Germany remains committed to Iran nuclear accord
President Donald Trump announced last week the U.S. would pull out of the 2015 accord, which is designed to keep Tehran’s nuclear ambitions in check and took over a decade to negotiate. France and Britain have also pledged to uphold the deal provided Iran keeps up its side of the bargain.
Merkel used her annual budget speech to Parliament to affirm Berlin’s position on the issue, listing the U.S. pullout among several pieces of “troubling news” - along with recent chemical attacks in Syria, violence in Gaza and daily cease-fire breaches in Ukraine.
“This agreement is anything but ideal,” she told lawmakers, but noted that the U.N. nuclear watchdog has confirmed Iran is abiding by its terms.
“That’s why we, Britain, France, Germany but also the members of the European Union, believe it’s not right to cancel this agreement in this situation now,” said Merkel, adding that concerns about Iran’s ballistic missile program and its destabilizing influence in the region could best be discussed with Tehran by preserving the deal.
“Despite all the problems we have these days,” she added, “trans-Atlantic relations are and remain of paramount importance.”
Merkel told lawmakers that Germany’s economy is on a good path and the government plans to increase its spending on defense and scientific research to ensure the country can meet the security challenges of the future and remain a leading industrial power.
During the debate, the co-leader of the far-right Alternative for Germany, Alice Weidel, was reprimanded by speaker Wolfgang Schaeuble for describing Muslim girls who wear headscarves as “useless people.” Her party came third in last year’s elections on an anti-immigrant program and is now the largest opposition party in Parliament.

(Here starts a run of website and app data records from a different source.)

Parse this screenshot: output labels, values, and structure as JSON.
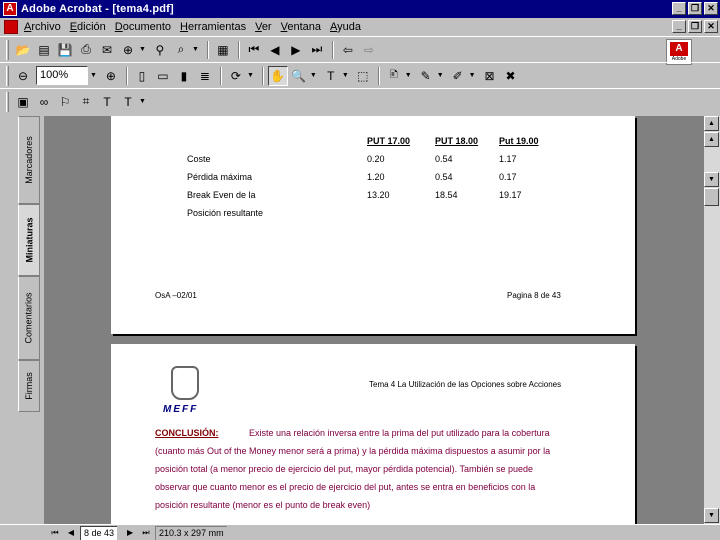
{
  "window": {
    "title": "Adobe Acrobat - [tema4.pdf]"
  },
  "menu": [
    "Archivo",
    "Edición",
    "Documento",
    "Herramientas",
    "Ver",
    "Ventana",
    "Ayuda"
  ],
  "toolbar": {
    "zoom": "100%",
    "logo_text": "Adobe"
  },
  "side_tabs": [
    "Marcadores",
    "Miniaturas",
    "Comentarios",
    "Firmas"
  ],
  "page1": {
    "headers": [
      "PUT 17.00",
      "PUT 18.00",
      "Put 19.00"
    ],
    "rows": [
      {
        "label": "Coste",
        "v1": "0.20",
        "v2": "0.54",
        "v3": "1.17"
      },
      {
        "label": "Pérdida máxima",
        "v1": "1.20",
        "v2": "0.54",
        "v3": "0.17"
      },
      {
        "label": "Break Even de la",
        "v1": "13.20",
        "v2": "18.54",
        "v3": "19.17"
      },
      {
        "label": "Posición resultante",
        "v1": "",
        "v2": "",
        "v3": ""
      }
    ],
    "footer_left": "OsA –02/01",
    "footer_right": "Pagina 8 de 43"
  },
  "page2": {
    "logo": "MEFF",
    "header": "Tema 4  La Utilización de las Opciones sobre Acciones",
    "conclusion_label": "CONCLUSIÓN:",
    "lines": [
      "Existe una relación inversa entre la prima del put utilizado para la cobertura",
      "(cuanto más Out of the Money  menor será  a prima) y la pérdida máxima dispuestos a asumir por la",
      "posición total (a menor precio de ejercicio del put, mayor pérdida potencial). También se puede",
      "observar que cuanto menor es el  precio de ejercicio del  put,  antes se entra en beneficios  con la",
      "posición resultante (menor es el punto de break even)"
    ]
  },
  "status": {
    "page": "8 de 43",
    "size": "210.3 x 297 mm"
  }
}
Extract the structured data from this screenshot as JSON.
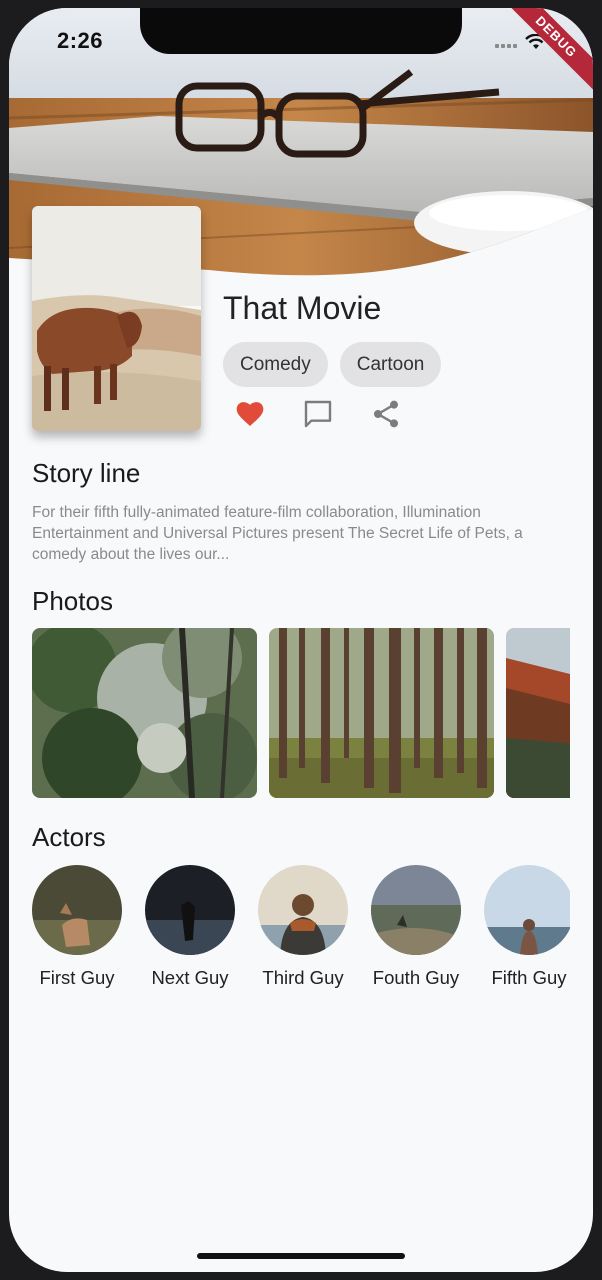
{
  "status_bar": {
    "time": "2:26",
    "debug_label": "DEBUG"
  },
  "movie": {
    "title": "That Movie",
    "genres": [
      "Comedy",
      "Cartoon"
    ],
    "actions": [
      {
        "icon": "heart-icon",
        "color": "#e04b3a"
      },
      {
        "icon": "comment-icon",
        "color": "#7c7c80"
      },
      {
        "icon": "share-icon",
        "color": "#7c7c80"
      }
    ]
  },
  "storyline": {
    "heading": "Story line",
    "text": "For their fifth fully-animated feature-film collaboration, Illumination Entertainment and Universal Pictures present The Secret Life of Pets, a comedy about the lives our..."
  },
  "photos": {
    "heading": "Photos",
    "count_visible": 3
  },
  "actors": {
    "heading": "Actors",
    "items": [
      {
        "name": "First Guy"
      },
      {
        "name": "Next Guy"
      },
      {
        "name": "Third Guy"
      },
      {
        "name": "Fouth Guy"
      },
      {
        "name": "Fifth Guy"
      }
    ]
  },
  "colors": {
    "background": "#f8f9fb",
    "chip": "#e2e2e4",
    "accent_heart": "#e04b3a"
  }
}
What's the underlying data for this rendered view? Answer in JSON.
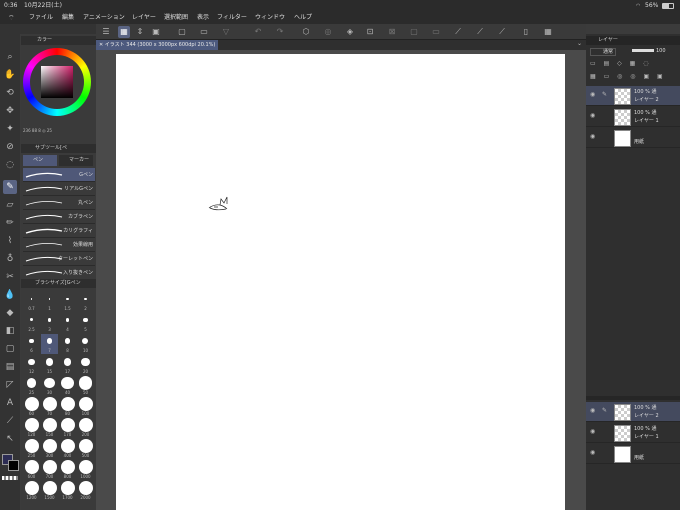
{
  "status": {
    "time": "0:36",
    "date": "10月22日(土)",
    "battery": "56%"
  },
  "menu": [
    "ファイル",
    "編集",
    "アニメーション",
    "レイヤー",
    "選択範囲",
    "表示",
    "フィルター",
    "ウィンドウ",
    "ヘルプ"
  ],
  "doc_tab": {
    "title": "イラスト 344 (3000 x 3000px 600dpi 20.1%)"
  },
  "color_panel": {
    "title": "カラー",
    "values": "236 88 8 ◎ 25"
  },
  "sub_tool": {
    "title": "サブツール[ペ",
    "tab_pen": "ペン",
    "tab_marker": "マーカー",
    "items": [
      "Gペン",
      "リアルGペン",
      "丸ペン",
      "カブラペン",
      "カリグラフィ",
      "効果線用",
      "ターレットペン",
      "入り抜きペン"
    ]
  },
  "brush_size": {
    "title": "ブラシサイズ[Gペン",
    "sizes": [
      "0.7",
      "1",
      "1.5",
      "2",
      "2.5",
      "3",
      "4",
      "5",
      "6",
      "7",
      "8",
      "10",
      "12",
      "15",
      "17",
      "20",
      "25",
      "30",
      "40",
      "50",
      "60",
      "70",
      "80",
      "100",
      "120",
      "150",
      "170",
      "200",
      "250",
      "300",
      "400",
      "500",
      "600",
      "700",
      "800",
      "1000",
      "1200",
      "1500",
      "1700",
      "2000"
    ],
    "selected": "7"
  },
  "layers_panel": {
    "title": "レイヤー",
    "blend": "通常",
    "opacity": "100"
  },
  "layers": [
    {
      "pct": "100 % 通",
      "name": "レイヤー 2",
      "selected": true
    },
    {
      "pct": "100 % 通",
      "name": "レイヤー 1",
      "selected": false
    },
    {
      "pct": "",
      "name": "用紙",
      "selected": false
    }
  ],
  "layers_bottom": [
    {
      "pct": "100 % 通",
      "name": "レイヤー 2",
      "selected": true
    },
    {
      "pct": "100 % 通",
      "name": "レイヤー 1",
      "selected": false
    },
    {
      "pct": "",
      "name": "用紙",
      "selected": false
    }
  ],
  "colors": {
    "accent": "#5a6483",
    "main_color": "#2c2c54",
    "sub_color": "#000000"
  }
}
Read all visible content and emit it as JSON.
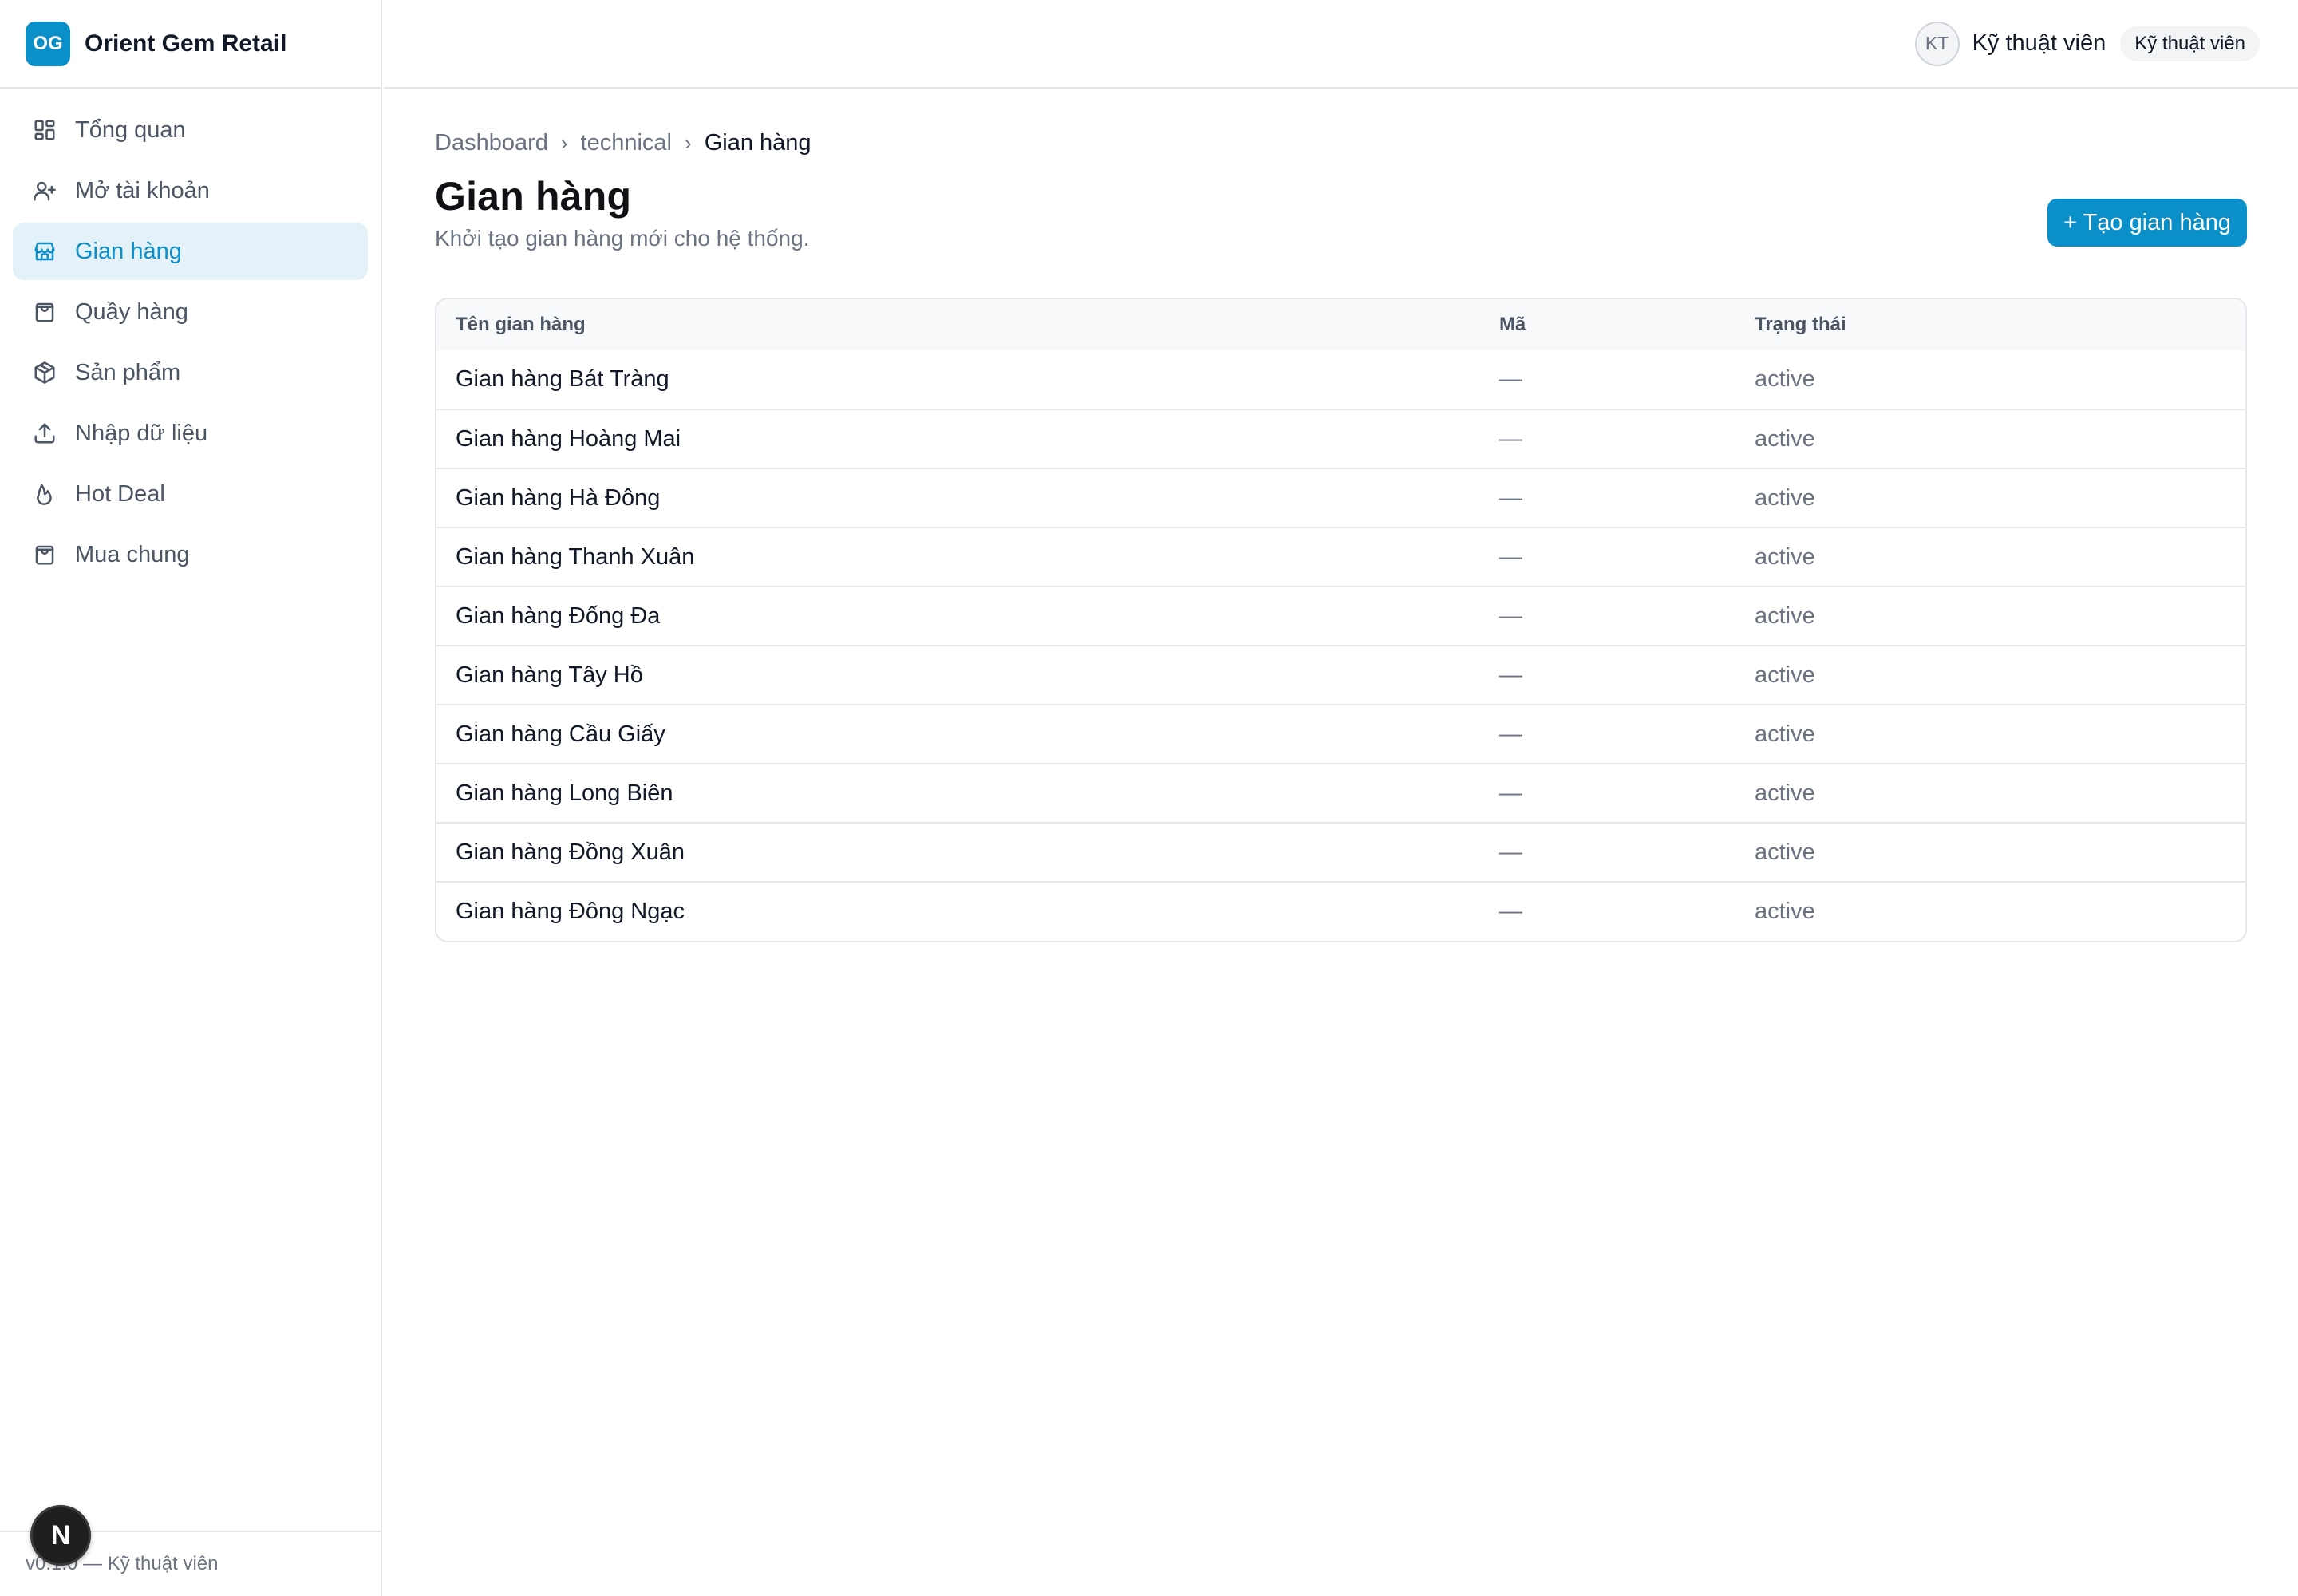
{
  "brand": {
    "logo": "OG",
    "name": "Orient Gem Retail"
  },
  "sidebar": {
    "items": [
      {
        "label": "Tổng quan",
        "icon": "dashboard-icon",
        "active": false
      },
      {
        "label": "Mở tài khoản",
        "icon": "user-plus-icon",
        "active": false
      },
      {
        "label": "Gian hàng",
        "icon": "store-icon",
        "active": true
      },
      {
        "label": "Quầy hàng",
        "icon": "shopping-bag-icon",
        "active": false
      },
      {
        "label": "Sản phẩm",
        "icon": "box-icon",
        "active": false
      },
      {
        "label": "Nhập dữ liệu",
        "icon": "upload-icon",
        "active": false
      },
      {
        "label": "Hot Deal",
        "icon": "flame-icon",
        "active": false
      },
      {
        "label": "Mua chung",
        "icon": "shopping-bag-icon",
        "active": false
      }
    ],
    "footer": "v0.1.0 — Kỹ thuật viên",
    "dev_badge": "N"
  },
  "header": {
    "avatar": "KT",
    "user_name": "Kỹ thuật viên",
    "role": "Kỹ thuật viên"
  },
  "breadcrumb": [
    "Dashboard",
    "technical",
    "Gian hàng"
  ],
  "page": {
    "title": "Gian hàng",
    "subtitle": "Khởi tạo gian hàng mới cho hệ thống.",
    "create_button": "+ Tạo gian hàng"
  },
  "table": {
    "columns": [
      "Tên gian hàng",
      "Mã",
      "Trạng thái"
    ],
    "rows": [
      {
        "name": "Gian hàng Bát Tràng",
        "code": "—",
        "status": "active"
      },
      {
        "name": "Gian hàng Hoàng Mai",
        "code": "—",
        "status": "active"
      },
      {
        "name": "Gian hàng Hà Đông",
        "code": "—",
        "status": "active"
      },
      {
        "name": "Gian hàng Thanh Xuân",
        "code": "—",
        "status": "active"
      },
      {
        "name": "Gian hàng Đống Đa",
        "code": "—",
        "status": "active"
      },
      {
        "name": "Gian hàng Tây Hồ",
        "code": "—",
        "status": "active"
      },
      {
        "name": "Gian hàng Cầu Giấy",
        "code": "—",
        "status": "active"
      },
      {
        "name": "Gian hàng Long Biên",
        "code": "—",
        "status": "active"
      },
      {
        "name": "Gian hàng Đồng Xuân",
        "code": "—",
        "status": "active"
      },
      {
        "name": "Gian hàng Đông Ngạc",
        "code": "—",
        "status": "active"
      }
    ]
  },
  "colors": {
    "accent": "#0b8fc9",
    "active_bg": "#e4f1f8",
    "border": "#e5e7eb",
    "muted_text": "#6b7280"
  }
}
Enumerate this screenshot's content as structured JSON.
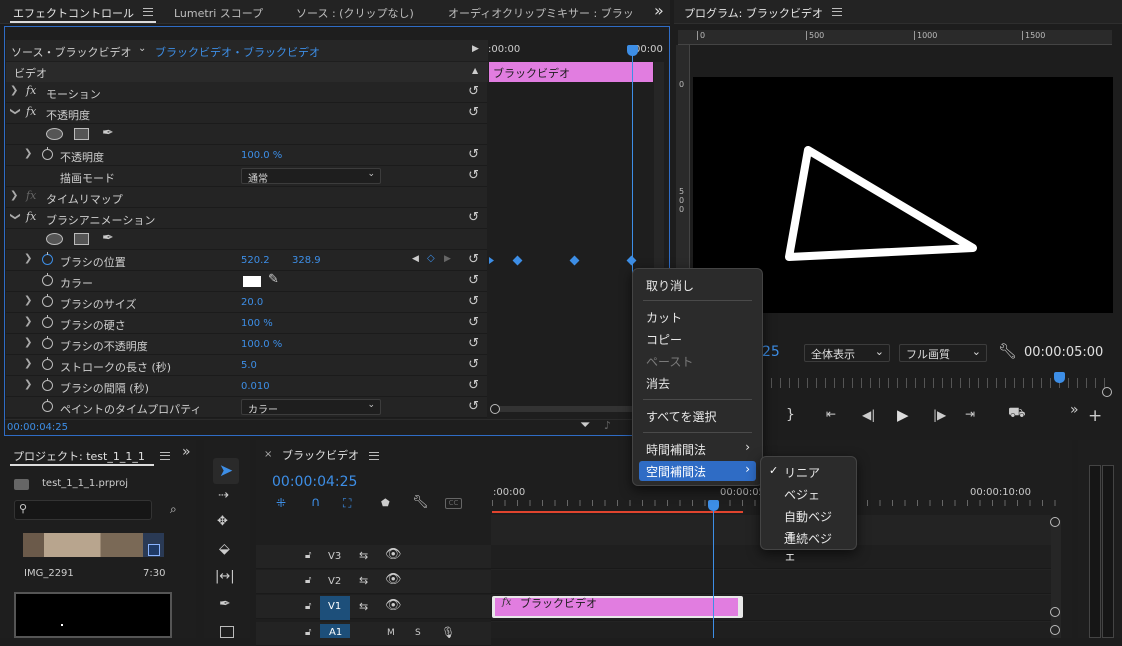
{
  "panel_tabs": {
    "effect_controls": "エフェクトコントロール",
    "lumetri": "Lumetri スコープ",
    "source": "ソース : (クリップなし)",
    "audio_mixer": "オーディオクリップミキサー : ブラッ",
    "overflow": "»"
  },
  "program": {
    "title": "プログラム: ブラックビデオ",
    "ruler": [
      "0",
      "500",
      "1000",
      "1500"
    ],
    "vruler": [
      "0",
      "5",
      "0",
      "0"
    ],
    "timecode_left": "25",
    "fit": "全体表示",
    "quality": "フル画質",
    "timecode": "00:00:05:00"
  },
  "effect_controls": {
    "source": "ソース・ブラックビデオ",
    "clip": "ブラックビデオ・ブラックビデオ",
    "section": "ビデオ",
    "mini_time_start": ":00:00",
    "mini_time_end": "00:00",
    "clip_bar": "ブラックビデオ",
    "timecode": "00:00:04:25",
    "rows": [
      {
        "label": "モーション"
      },
      {
        "label": "不透明度"
      },
      {
        "label": "不透明度",
        "value": "100.0 %"
      },
      {
        "label": "描画モード",
        "dropdown": "通常"
      },
      {
        "label": "タイムリマップ"
      },
      {
        "label": "ブラシアニメーション"
      },
      {
        "label": "ブラシの位置",
        "value": "520.2",
        "value2": "328.9"
      },
      {
        "label": "カラー"
      },
      {
        "label": "ブラシのサイズ",
        "value": "20.0"
      },
      {
        "label": "ブラシの硬さ",
        "value": "100 %"
      },
      {
        "label": "ブラシの不透明度",
        "value": "100.0 %"
      },
      {
        "label": "ストロークの長さ (秒)",
        "value": "5.0"
      },
      {
        "label": "ブラシの間隔 (秒)",
        "value": "0.010"
      },
      {
        "label": "ペイントのタイムプロパティ",
        "dropdown": "カラー"
      }
    ]
  },
  "context_menu": {
    "undo": "取り消し",
    "cut": "カット",
    "copy": "コピー",
    "paste": "ペースト",
    "clear": "消去",
    "select_all": "すべてを選択",
    "temporal": "時間補間法",
    "spatial": "空間補間法"
  },
  "submenu": {
    "items": [
      "リニア",
      "ベジェ",
      "自動ベジェ",
      "連続ベジェ"
    ],
    "checked": "リニア"
  },
  "project": {
    "title": "プロジェクト: test_1_1_1",
    "file": "test_1_1_1.prproj",
    "clip_name": "IMG_2291",
    "clip_duration": "7:30"
  },
  "timeline": {
    "title": "ブラックビデオ",
    "timecode": "00:00:04:25",
    "ruler": [
      ":00:00",
      "00:00:05:00",
      "00:00:10:00"
    ],
    "tracks": [
      "V3",
      "V2",
      "V1",
      "A1"
    ],
    "clip": "ブラックビデオ",
    "track_letters": [
      "M",
      "S"
    ]
  },
  "colors": {
    "accent": "#3d8ee6",
    "clip": "#e17de0",
    "menu_highlight": "#2f6cc5"
  }
}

European Commission President Jean-Claude Juncker also said that all efforts must be made to keep the Iran nuclear agreement alive despite the U.S. pullout because “to end the deal would gravely threaten the peace and security in this tumultuous region.”
Iran, for its part, said on May 16 that that new U.S. sanctions on its central bank governor would only make Iranians “more determined, patient and resistant than ever.”
“We consider this inappropriate policy to be part of the continued unwise behavior and hostile policies of the American government,” said foreign ministry spokesman Bahram Ghasemi in a statement on the ministry website.
On May 15, the U.S. sanctioned Valiollah Seif, the governor of the Central Bank of Iran, accusing him of helping the country’s Revolutionary Guard Corps transfer millions of dollars to Lebanon’s Hezbollah.
Ghasemi said this was an attempt to coerce other countries who have opposed last week’s decision by the US to withdraw from the 2015 nuclear deal with Iran.
“Following the failure and destructive effects of its own mistakes and obvious misconceptions after its unilateral withdrawal from the JCPOA (nuclear deal), the US government is now trying to influence the will and decisions of the remaining members of the JCPOA and other countries in the world,” Ghasemi said. “These venomous policies have had, and will have, no success for America, and have made the government and nation of Iran more determined, patient and resistant than ever to confront the US,” he added.
Since its withdrawal from the nuclear deal last week, the US has announced new sanctions targeting the Revolutionary Guards financial networks.
That has included a currency exchange network, another central bank official, and executives from Iraq’s Al-Bilad Islamic Bank which Washington said provided a link to Hezbollah. “The United States will not permit Iran’s increasingly brazen abuse of the international financial system,” said U.S. Treasury Secretary Steven Mnuchin.
“The global community must remain vigilant against Iran’s deceptive efforts to provide financial support to its terrorist proxies.”